## Instructions to follow
Your answer should consist of the lines in the following data that contain "time".

<<<<

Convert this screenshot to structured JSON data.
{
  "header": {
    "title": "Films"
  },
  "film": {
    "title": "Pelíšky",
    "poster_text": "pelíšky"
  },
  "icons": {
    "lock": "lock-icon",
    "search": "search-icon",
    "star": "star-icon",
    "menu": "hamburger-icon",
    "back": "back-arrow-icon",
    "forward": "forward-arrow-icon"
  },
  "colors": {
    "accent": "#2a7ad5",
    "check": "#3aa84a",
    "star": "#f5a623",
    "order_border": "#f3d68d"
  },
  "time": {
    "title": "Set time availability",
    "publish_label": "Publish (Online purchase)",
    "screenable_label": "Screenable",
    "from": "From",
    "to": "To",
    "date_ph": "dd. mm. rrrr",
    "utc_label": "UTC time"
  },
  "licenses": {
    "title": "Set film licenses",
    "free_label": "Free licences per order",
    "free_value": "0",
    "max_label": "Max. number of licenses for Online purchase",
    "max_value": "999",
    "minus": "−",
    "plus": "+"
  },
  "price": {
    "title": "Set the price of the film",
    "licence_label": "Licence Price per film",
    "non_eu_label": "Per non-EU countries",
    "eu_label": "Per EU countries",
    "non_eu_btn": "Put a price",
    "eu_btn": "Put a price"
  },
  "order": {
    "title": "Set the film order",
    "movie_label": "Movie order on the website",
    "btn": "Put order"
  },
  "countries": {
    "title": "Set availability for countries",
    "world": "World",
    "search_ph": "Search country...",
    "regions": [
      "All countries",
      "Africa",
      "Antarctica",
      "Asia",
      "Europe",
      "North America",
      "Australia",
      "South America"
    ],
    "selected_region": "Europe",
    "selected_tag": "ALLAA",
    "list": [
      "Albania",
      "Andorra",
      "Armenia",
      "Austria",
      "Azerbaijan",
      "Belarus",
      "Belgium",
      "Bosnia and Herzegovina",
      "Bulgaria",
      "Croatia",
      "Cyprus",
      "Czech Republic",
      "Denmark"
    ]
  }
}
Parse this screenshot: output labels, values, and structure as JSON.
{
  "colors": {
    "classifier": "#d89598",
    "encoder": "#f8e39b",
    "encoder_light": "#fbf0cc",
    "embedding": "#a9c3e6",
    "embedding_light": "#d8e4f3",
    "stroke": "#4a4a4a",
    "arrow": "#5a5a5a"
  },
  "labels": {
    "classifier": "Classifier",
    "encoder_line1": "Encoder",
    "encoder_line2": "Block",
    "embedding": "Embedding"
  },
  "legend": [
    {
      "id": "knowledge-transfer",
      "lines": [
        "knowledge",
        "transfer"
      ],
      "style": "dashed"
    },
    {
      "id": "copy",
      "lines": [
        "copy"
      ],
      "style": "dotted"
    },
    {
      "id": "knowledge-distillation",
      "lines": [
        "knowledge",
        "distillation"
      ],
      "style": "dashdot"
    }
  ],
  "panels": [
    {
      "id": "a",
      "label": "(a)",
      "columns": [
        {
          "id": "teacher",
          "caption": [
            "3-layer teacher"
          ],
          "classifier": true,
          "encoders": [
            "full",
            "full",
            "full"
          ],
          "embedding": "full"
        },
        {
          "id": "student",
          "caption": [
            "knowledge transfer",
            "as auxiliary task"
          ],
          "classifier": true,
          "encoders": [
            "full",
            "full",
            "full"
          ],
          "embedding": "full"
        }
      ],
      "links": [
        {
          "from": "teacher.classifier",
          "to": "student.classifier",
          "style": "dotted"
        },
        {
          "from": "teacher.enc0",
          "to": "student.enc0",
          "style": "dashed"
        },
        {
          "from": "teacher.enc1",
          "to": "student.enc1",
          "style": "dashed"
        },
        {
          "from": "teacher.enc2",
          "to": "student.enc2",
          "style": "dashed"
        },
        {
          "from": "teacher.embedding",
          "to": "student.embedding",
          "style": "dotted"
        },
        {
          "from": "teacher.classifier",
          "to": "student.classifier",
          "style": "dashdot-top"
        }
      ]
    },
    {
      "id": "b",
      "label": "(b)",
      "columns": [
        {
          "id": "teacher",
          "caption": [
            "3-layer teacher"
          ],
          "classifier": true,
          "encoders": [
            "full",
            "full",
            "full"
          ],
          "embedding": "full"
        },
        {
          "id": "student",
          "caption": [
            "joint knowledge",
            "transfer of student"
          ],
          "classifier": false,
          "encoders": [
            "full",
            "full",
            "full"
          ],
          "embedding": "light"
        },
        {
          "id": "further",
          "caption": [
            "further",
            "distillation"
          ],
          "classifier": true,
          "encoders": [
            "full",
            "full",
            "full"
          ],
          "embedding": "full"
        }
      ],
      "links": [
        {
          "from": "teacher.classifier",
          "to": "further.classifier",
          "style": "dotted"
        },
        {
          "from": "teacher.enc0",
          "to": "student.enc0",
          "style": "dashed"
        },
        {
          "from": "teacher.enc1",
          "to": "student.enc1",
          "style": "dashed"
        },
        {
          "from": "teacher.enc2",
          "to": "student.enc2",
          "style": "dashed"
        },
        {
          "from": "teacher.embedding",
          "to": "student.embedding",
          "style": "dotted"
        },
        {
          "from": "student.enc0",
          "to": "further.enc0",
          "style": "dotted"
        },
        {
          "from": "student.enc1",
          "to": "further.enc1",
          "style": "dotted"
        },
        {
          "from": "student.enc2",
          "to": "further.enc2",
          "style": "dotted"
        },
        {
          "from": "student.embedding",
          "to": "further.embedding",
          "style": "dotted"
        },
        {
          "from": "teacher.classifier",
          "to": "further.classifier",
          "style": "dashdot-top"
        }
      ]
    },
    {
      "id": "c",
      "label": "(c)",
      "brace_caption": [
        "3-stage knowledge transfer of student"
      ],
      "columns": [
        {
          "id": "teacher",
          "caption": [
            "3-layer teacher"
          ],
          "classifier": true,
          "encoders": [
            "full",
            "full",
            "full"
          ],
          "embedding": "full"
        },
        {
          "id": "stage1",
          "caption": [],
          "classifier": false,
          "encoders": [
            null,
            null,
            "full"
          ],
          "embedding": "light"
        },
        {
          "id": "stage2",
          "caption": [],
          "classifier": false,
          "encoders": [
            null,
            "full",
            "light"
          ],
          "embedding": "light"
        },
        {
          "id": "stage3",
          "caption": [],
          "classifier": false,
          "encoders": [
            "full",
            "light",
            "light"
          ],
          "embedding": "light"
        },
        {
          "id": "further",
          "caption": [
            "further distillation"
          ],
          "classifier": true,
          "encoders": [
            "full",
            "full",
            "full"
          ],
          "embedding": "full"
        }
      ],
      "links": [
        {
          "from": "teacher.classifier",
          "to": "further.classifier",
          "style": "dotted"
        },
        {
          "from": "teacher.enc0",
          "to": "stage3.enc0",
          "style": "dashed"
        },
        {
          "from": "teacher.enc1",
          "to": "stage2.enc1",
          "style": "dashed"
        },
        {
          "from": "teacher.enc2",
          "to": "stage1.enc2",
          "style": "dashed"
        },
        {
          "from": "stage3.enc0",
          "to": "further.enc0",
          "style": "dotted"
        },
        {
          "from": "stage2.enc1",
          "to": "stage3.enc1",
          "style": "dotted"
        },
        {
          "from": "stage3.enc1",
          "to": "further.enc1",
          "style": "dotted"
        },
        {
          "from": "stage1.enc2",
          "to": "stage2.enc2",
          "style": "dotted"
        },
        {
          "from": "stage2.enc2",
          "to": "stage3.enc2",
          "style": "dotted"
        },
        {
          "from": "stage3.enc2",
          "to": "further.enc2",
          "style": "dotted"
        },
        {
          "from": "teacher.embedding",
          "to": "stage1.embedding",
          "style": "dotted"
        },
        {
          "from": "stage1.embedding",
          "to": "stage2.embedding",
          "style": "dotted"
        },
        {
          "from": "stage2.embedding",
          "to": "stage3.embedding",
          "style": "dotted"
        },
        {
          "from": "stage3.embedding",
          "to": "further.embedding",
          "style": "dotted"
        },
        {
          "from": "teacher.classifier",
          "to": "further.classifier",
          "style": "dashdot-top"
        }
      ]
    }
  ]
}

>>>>

## Answer to the problem
  "time": {
    "title": "Set time availability",
    "utc_label": "UTC time"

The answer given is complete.